Dataset rows for apps and sites:

▼

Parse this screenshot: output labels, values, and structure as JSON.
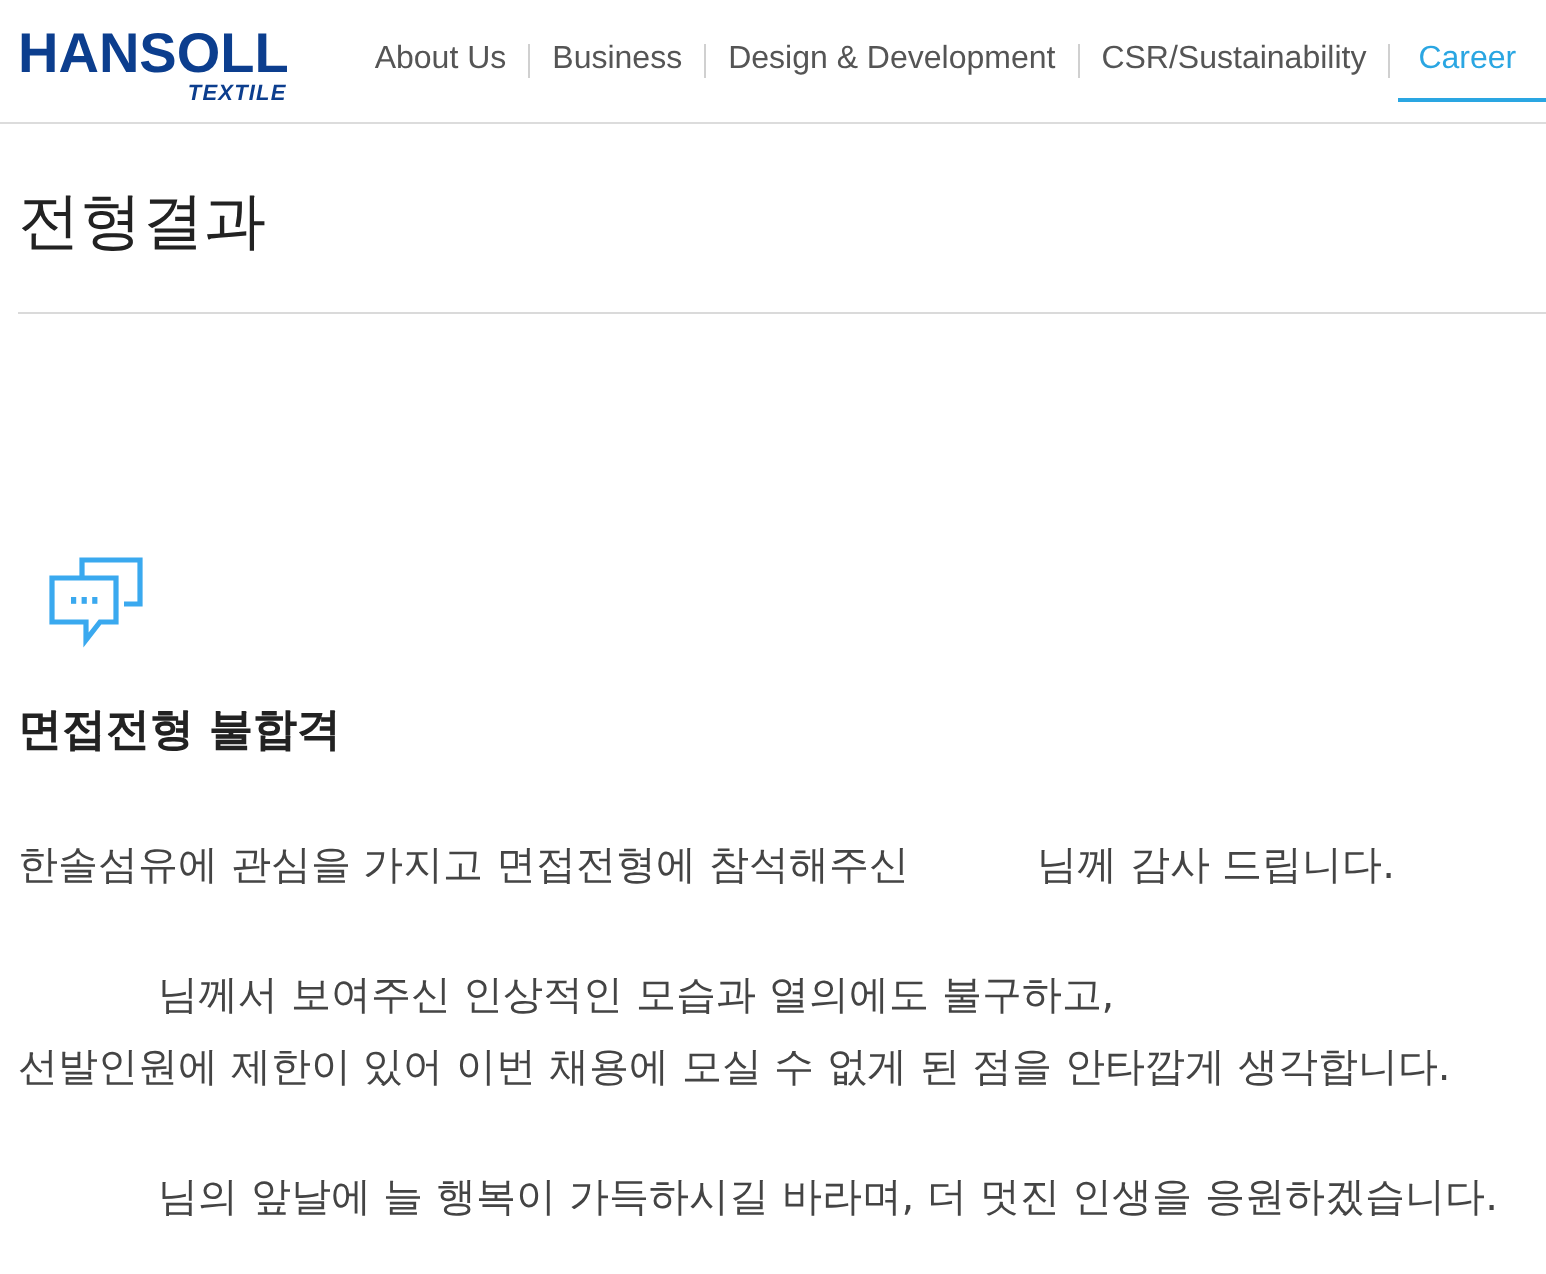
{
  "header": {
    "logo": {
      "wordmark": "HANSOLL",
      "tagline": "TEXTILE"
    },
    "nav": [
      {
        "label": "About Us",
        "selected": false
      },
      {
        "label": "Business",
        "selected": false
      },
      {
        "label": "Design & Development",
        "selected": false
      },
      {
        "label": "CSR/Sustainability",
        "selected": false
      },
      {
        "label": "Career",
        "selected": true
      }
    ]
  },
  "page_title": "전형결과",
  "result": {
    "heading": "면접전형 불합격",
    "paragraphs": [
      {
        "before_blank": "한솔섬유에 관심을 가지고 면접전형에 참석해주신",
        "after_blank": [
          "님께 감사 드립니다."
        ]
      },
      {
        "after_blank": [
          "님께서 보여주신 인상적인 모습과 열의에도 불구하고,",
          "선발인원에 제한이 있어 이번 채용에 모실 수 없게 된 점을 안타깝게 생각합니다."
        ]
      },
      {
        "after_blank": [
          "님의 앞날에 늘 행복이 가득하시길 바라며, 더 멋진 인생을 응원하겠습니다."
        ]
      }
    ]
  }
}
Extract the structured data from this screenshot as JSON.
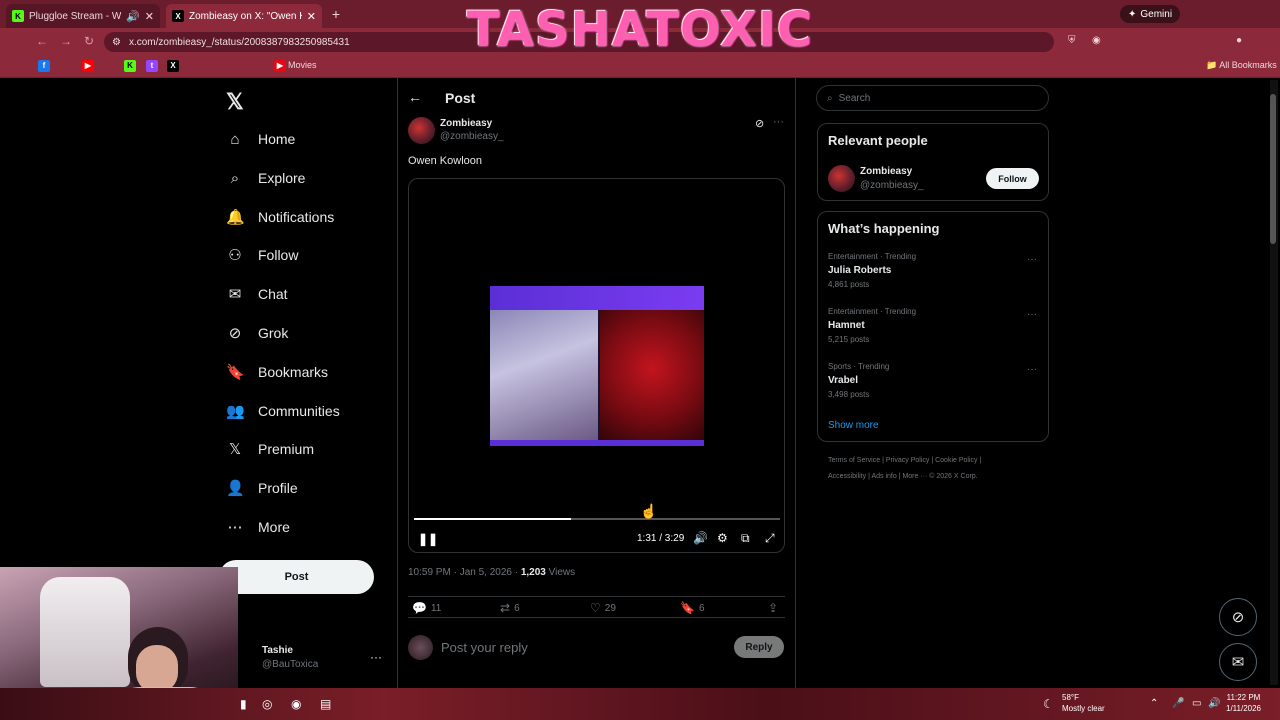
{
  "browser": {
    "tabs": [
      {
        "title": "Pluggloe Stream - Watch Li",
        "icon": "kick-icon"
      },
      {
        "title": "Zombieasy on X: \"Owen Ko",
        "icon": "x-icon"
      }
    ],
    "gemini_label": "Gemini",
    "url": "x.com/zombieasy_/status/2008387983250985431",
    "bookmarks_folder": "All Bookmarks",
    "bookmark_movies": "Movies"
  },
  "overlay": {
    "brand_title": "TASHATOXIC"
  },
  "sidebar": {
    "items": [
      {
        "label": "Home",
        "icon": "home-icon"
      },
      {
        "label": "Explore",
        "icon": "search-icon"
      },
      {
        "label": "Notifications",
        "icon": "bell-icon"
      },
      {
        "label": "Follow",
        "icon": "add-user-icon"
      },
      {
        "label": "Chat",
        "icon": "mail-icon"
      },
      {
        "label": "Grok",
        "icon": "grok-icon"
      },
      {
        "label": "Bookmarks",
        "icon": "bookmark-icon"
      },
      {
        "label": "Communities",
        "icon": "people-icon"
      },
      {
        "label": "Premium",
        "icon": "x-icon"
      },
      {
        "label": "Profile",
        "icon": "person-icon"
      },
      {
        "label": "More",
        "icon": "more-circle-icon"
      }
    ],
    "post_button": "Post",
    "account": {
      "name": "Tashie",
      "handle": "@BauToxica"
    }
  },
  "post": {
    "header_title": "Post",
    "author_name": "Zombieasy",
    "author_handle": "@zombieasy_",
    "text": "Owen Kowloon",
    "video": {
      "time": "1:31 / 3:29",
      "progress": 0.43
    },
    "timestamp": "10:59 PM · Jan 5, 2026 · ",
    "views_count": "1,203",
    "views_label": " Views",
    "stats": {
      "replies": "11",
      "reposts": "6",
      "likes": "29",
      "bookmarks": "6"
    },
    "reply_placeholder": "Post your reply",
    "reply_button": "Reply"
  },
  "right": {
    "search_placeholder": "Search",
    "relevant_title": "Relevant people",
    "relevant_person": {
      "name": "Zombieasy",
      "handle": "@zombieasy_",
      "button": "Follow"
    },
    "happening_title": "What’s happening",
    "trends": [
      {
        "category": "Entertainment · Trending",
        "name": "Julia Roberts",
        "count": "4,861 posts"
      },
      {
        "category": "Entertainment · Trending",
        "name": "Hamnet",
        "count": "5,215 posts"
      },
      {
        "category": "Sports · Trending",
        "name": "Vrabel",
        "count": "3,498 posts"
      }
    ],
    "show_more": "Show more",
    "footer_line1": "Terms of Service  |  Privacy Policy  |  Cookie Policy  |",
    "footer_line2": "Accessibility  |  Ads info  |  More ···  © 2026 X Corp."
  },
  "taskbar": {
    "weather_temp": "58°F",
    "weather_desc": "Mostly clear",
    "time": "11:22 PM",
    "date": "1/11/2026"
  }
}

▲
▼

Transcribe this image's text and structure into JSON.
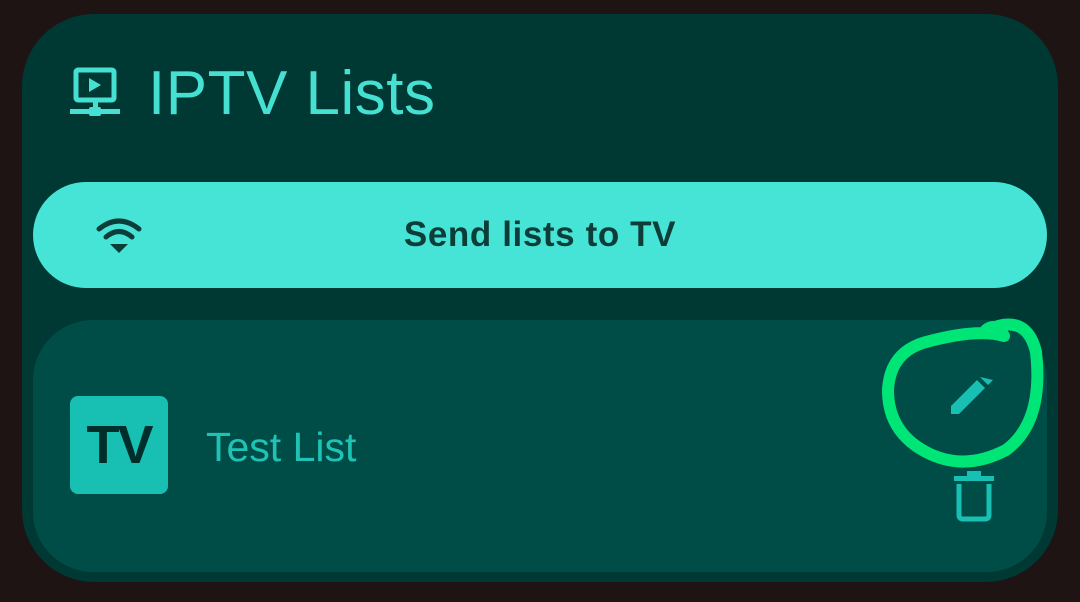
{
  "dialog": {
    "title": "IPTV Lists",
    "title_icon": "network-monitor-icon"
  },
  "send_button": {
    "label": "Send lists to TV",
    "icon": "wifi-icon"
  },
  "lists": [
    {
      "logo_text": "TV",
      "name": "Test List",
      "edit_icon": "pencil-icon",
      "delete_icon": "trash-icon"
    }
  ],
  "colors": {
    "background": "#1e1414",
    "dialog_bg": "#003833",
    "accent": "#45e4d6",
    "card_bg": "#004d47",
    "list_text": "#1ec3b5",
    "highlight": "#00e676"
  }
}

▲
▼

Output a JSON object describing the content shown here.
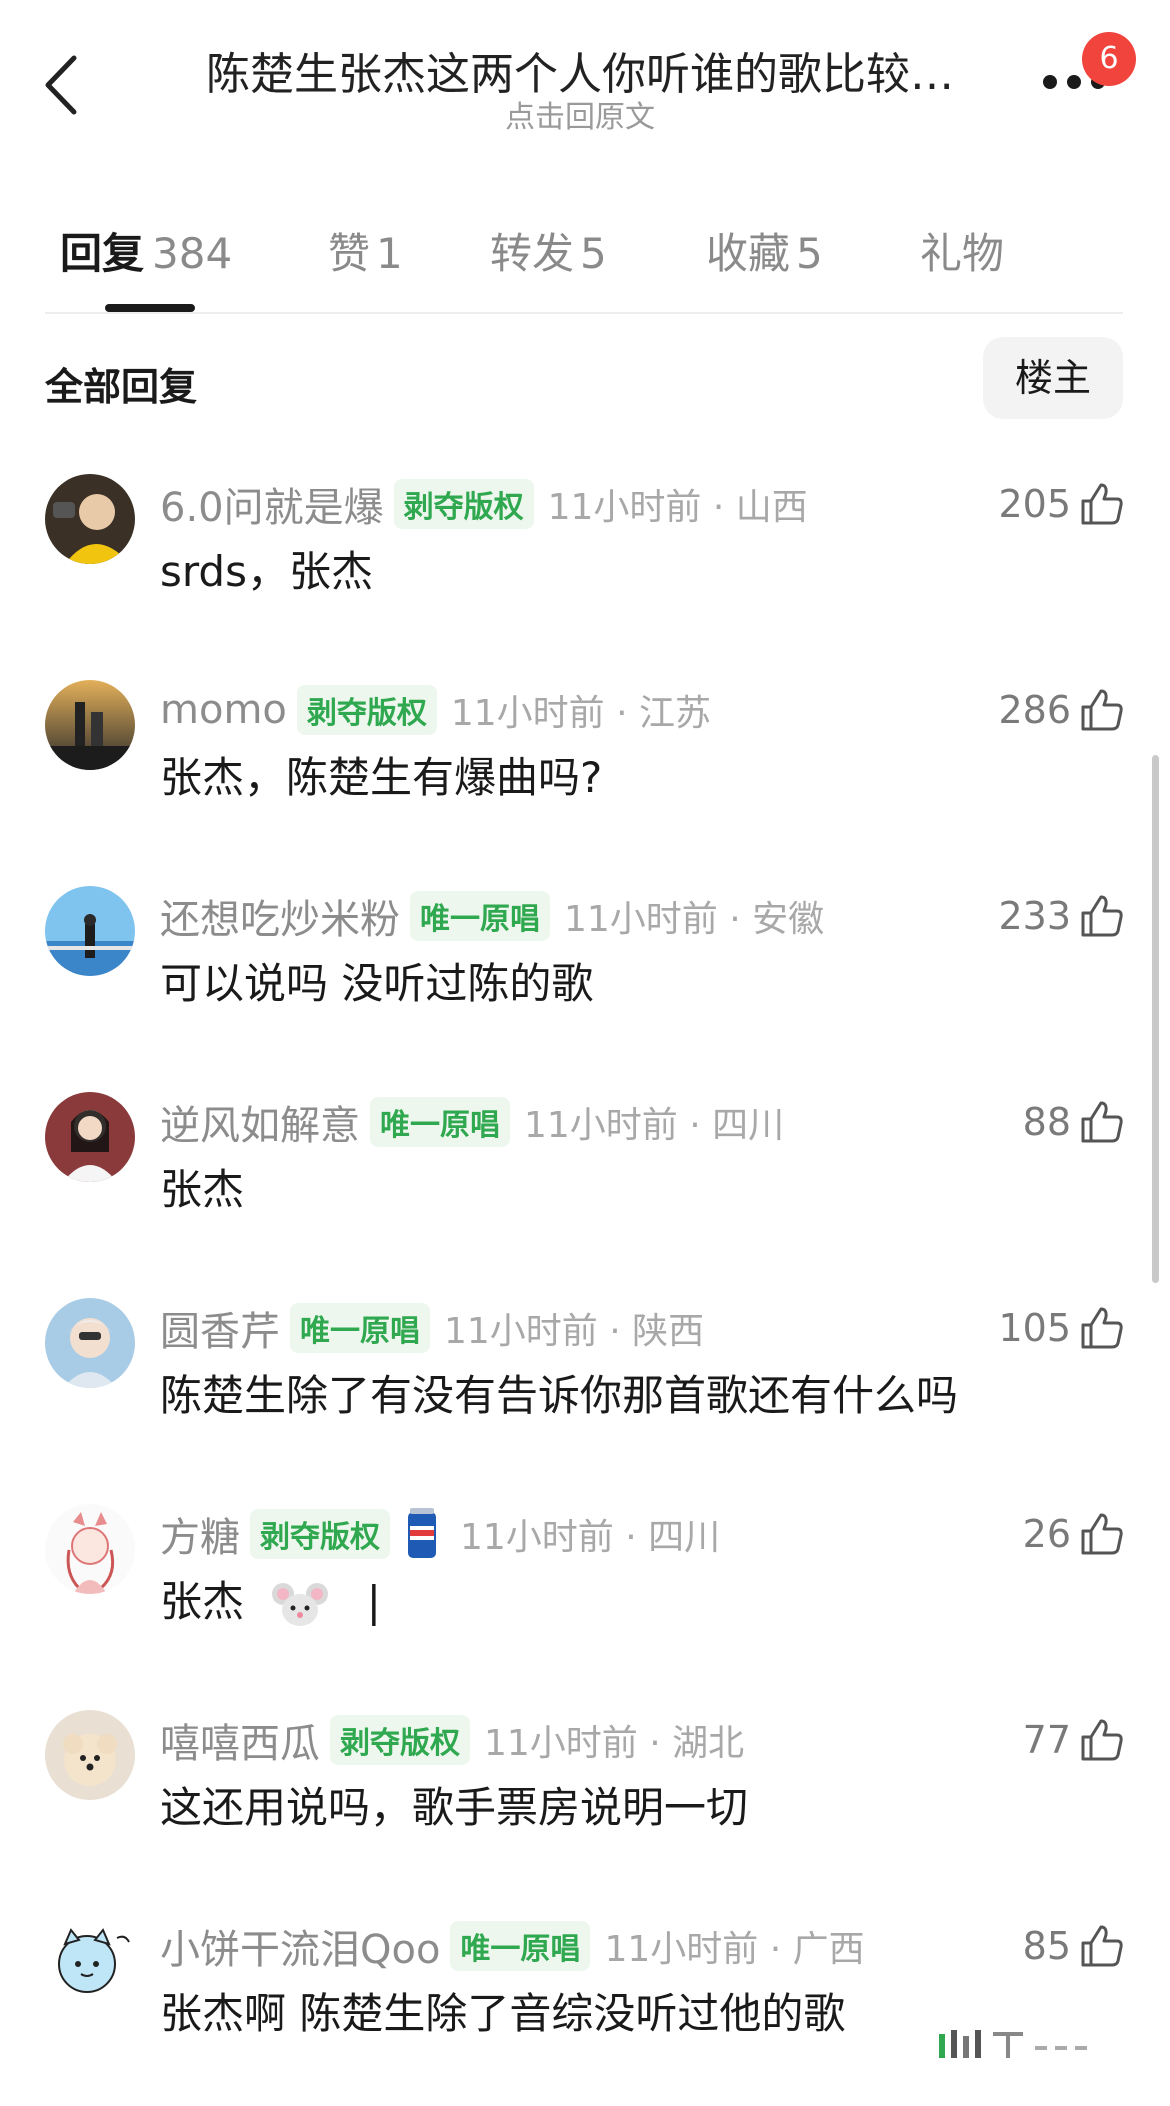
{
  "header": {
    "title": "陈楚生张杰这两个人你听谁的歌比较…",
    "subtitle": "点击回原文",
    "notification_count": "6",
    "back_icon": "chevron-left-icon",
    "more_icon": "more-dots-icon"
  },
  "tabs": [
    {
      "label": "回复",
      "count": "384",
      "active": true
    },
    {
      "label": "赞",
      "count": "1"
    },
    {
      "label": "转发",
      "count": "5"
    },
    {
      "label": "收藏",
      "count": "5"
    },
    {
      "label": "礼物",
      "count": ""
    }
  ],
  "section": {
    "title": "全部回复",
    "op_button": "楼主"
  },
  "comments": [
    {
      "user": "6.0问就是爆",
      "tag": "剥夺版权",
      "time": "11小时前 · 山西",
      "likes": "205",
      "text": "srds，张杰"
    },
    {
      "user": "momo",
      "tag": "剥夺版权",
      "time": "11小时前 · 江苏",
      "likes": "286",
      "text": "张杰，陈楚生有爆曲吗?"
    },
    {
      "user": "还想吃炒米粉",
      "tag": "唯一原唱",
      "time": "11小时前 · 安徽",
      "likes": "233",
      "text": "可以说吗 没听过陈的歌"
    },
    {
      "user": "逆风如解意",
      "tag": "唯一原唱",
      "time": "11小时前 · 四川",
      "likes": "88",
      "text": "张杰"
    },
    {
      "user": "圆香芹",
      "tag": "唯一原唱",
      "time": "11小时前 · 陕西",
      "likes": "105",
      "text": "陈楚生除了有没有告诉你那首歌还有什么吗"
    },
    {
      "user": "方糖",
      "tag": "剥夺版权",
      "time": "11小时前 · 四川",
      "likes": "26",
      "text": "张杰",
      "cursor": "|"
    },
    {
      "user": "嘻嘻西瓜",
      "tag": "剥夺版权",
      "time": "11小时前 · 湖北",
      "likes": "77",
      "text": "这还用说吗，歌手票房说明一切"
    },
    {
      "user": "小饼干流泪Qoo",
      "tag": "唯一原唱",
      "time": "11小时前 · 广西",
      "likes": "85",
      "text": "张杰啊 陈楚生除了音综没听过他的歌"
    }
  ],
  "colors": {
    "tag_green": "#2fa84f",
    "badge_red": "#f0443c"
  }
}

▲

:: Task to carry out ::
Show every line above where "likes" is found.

:: Answer section ::
      "likes": "29",
      "likes": "205",
      "likes": "286",
      "likes": "233",
      "likes": "88",
      "likes": "105",
      "likes": "26",
      "likes": "77",
      "likes": "85",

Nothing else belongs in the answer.